Canadian Council on Invasive Species | CCIS

Read Highlights of the National Invasive Species Forum

Ottawa | Feb 28 - Mar 2, 2017

Canadian Council

on Invasive Species

Canadian Council

on Invasive Species

Canadian Council

on Invasive Species

Canadian Council

on Invasive Species

Canadian Council

on Invasive Species

Canadian Council

on Invasive Species

Canadian Council

on Invasive Species

Canadian Council

on Invasive Species

Canadian Council

on Invasive Species

Canadian Council

on Invasive Species

Canadian Council

on Invasive Species

Canadian Council

on Invasive Species

Canadian Council

on Invasive Species

Canadian Council

on Invasive Species

National Spotters Network

What is a National Spotters Network? 

The National Spotters Network is a dedicated group of volunteers located across Canada who are trained to identify and report invasive species. This online hub presents the invasive species (IS) spotter’s networks run by Canadian Invasive Species councils. It provides information on five of them and a number of resources related to other provinces and territories initiatives.

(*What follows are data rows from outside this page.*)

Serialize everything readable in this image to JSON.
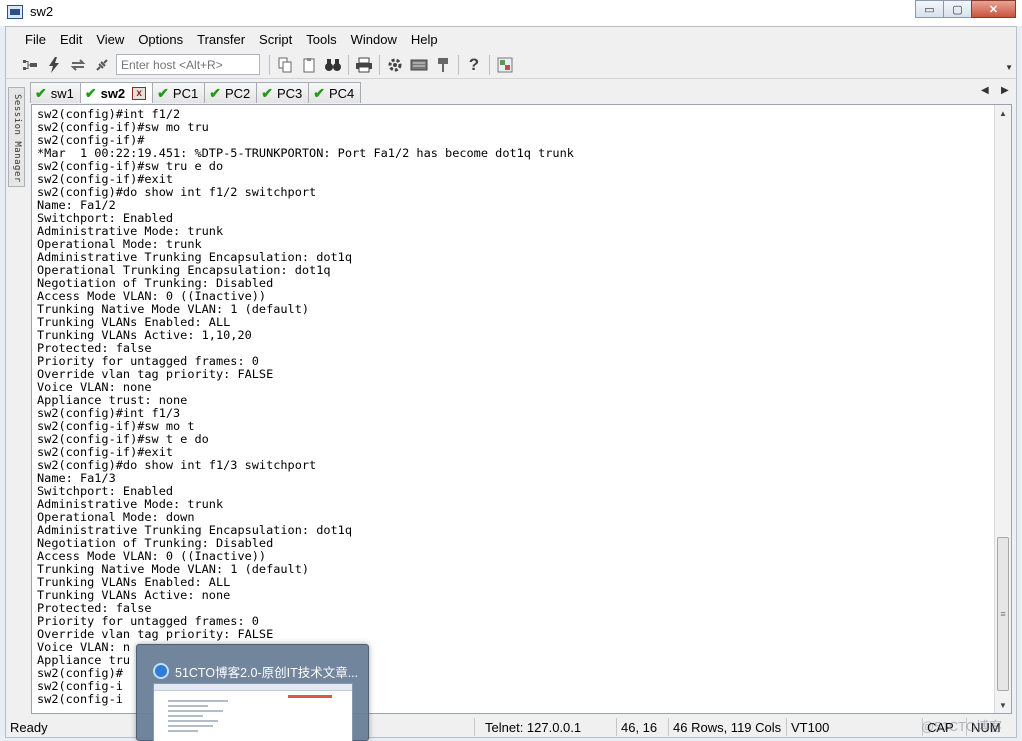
{
  "window": {
    "title": "sw2",
    "minimize_glyph": "▭",
    "maximize_glyph": "▢",
    "close_glyph": "✕"
  },
  "menu": [
    "File",
    "Edit",
    "View",
    "Options",
    "Transfer",
    "Script",
    "Tools",
    "Window",
    "Help"
  ],
  "toolbar": {
    "host_placeholder": "Enter host <Alt+R>",
    "icons": [
      "connect-icon",
      "quick-connect-icon",
      "reconnect-icon",
      "disconnect-icon",
      "copy-icon",
      "paste-icon",
      "find-icon",
      "print-icon",
      "settings-icon",
      "keymap-icon",
      "lock-icon",
      "help-icon",
      "sftp-icon"
    ],
    "help_glyph": "?"
  },
  "session_manager": {
    "label": "Session Manager"
  },
  "tabs": [
    {
      "label": "sw1",
      "status": "connected",
      "active": false
    },
    {
      "label": "sw2",
      "status": "connected",
      "active": true,
      "close_glyph": "x"
    },
    {
      "label": "PC1",
      "status": "connected",
      "active": false
    },
    {
      "label": "PC2",
      "status": "connected",
      "active": false
    },
    {
      "label": "PC3",
      "status": "connected",
      "active": false
    },
    {
      "label": "PC4",
      "status": "connected",
      "active": false
    }
  ],
  "terminal": {
    "lines": [
      "sw2(config)#int f1/2",
      "sw2(config-if)#sw mo tru",
      "sw2(config-if)#",
      "*Mar  1 00:22:19.451: %DTP-5-TRUNKPORTON: Port Fa1/2 has become dot1q trunk",
      "sw2(config-if)#sw tru e do",
      "sw2(config-if)#exit",
      "sw2(config)#do show int f1/2 switchport",
      "Name: Fa1/2",
      "Switchport: Enabled",
      "Administrative Mode: trunk",
      "Operational Mode: trunk",
      "Administrative Trunking Encapsulation: dot1q",
      "Operational Trunking Encapsulation: dot1q",
      "Negotiation of Trunking: Disabled",
      "Access Mode VLAN: 0 ((Inactive))",
      "Trunking Native Mode VLAN: 1 (default)",
      "Trunking VLANs Enabled: ALL",
      "Trunking VLANs Active: 1,10,20",
      "Protected: false",
      "Priority for untagged frames: 0",
      "Override vlan tag priority: FALSE",
      "Voice VLAN: none",
      "Appliance trust: none",
      "sw2(config)#int f1/3",
      "sw2(config-if)#sw mo t",
      "sw2(config-if)#sw t e do",
      "sw2(config-if)#exit",
      "sw2(config)#do show int f1/3 switchport",
      "Name: Fa1/3",
      "Switchport: Enabled",
      "Administrative Mode: trunk",
      "Operational Mode: down",
      "Administrative Trunking Encapsulation: dot1q",
      "Negotiation of Trunking: Disabled",
      "Access Mode VLAN: 0 ((Inactive))",
      "Trunking Native Mode VLAN: 1 (default)",
      "Trunking VLANs Enabled: ALL",
      "Trunking VLANs Active: none",
      "Protected: false",
      "Priority for untagged frames: 0",
      "Override vlan tag priority: FALSE",
      "Voice VLAN: n",
      "Appliance tru",
      "sw2(config)#",
      "sw2(config-i",
      "sw2(config-i"
    ]
  },
  "status_bar": {
    "state": "Ready",
    "connection": "Telnet: 127.0.0.1",
    "cursor": "46,  16",
    "size": "46 Rows, 119 Cols",
    "emulation": "VT100",
    "caps": "CAP",
    "numlock": "NUM"
  },
  "taskbar_preview": {
    "title": "51CTO博客2.0-原创IT技术文章..."
  },
  "watermark": "@51CTO博客",
  "colors": {
    "check_green": "#1e9d18",
    "terminal_bg": "#ffffff",
    "chrome_bg": "#f0f0f0"
  }
}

With quick access to Canadian data, observers and managers can be efficiently informed of invasive species dispersion in Canada. This online hub facilitates learning on species distribution and extent of infestation, species ecology, threatening species, management strategies (Early Detection Rapid Response - EDRR), education programs, citizens, actions and events. This hub is also a first step in setting a common platform for spotter’s networks in Canada. 

Why Have a National Spotters Network?

Prevention is always the best option when dealing with invasive species.  However, when that fails and an invasive species enters Canada, the next best option is to detect and respond to the invasion in a timely manner in the hopes of eradicating it before it spreads any further.

By increasing the capacity for early detection of new invasive species occurrences, a National Spotters Network will improve the distributional and ecological data in each of the participating provinces/territories, as well as contribute to national early detection and rapid response (EDRR) efforts.

The National Spotters Network is comprised of representatives from the provincial/territorial invasive species councils. Members of the National Spotters Network share a common interest in reducing the economic, social and environmental impacts of invasive alien species. The intent of the National Spotters Network is to increase the number of eyes (trained volunteers) on the ground and on the alert for new and existing invasive alien species infestations so that they can be reported to the appropriate agencies, and subsequently acted upon. 

Goals of a National Spotters Network

Under the guidance of the Spotters Advisory Committee, the goals of the National Spotters Network are to:

  • Nationally, raise public awareness about invasive alien species.
  • Encourage and support the development and promotion of spotters networks in all Canadian provinces/territories.
  • Promote unity and coordinate information sharing amongst provincial/territorial spotters networks, and ultimately,
  • Contribute to an increased national capacity for early detection and rapid response (EDRR).

CCIS Spotters Network Action Plan 2014 (PDF)

Provincial Spotters Networks

Spotters Networks improve the distributional and ecological data in each of the following participating provinces/territories, as well as contribute nationally to early detection and rapid response (EDRR) efforts. Members of a Canadian Spotter’s Network share a common interest in reducing the economic, social and environmental impacts of invasive species. A common platform for Canadian Spotter’s Network is under development.

Provincial Initiatives and Resources

Find useful resources and initiatives undertaken by provinces and territories that can support the further development of Spotters Networks across Canada.

Developing a Spotters Network

A Spotters Network often starts locally around an invasive species issue that raises concerns, and can also be put in place in a prevention and early detection perspective. Here are key steps for developing a Spotters Network program.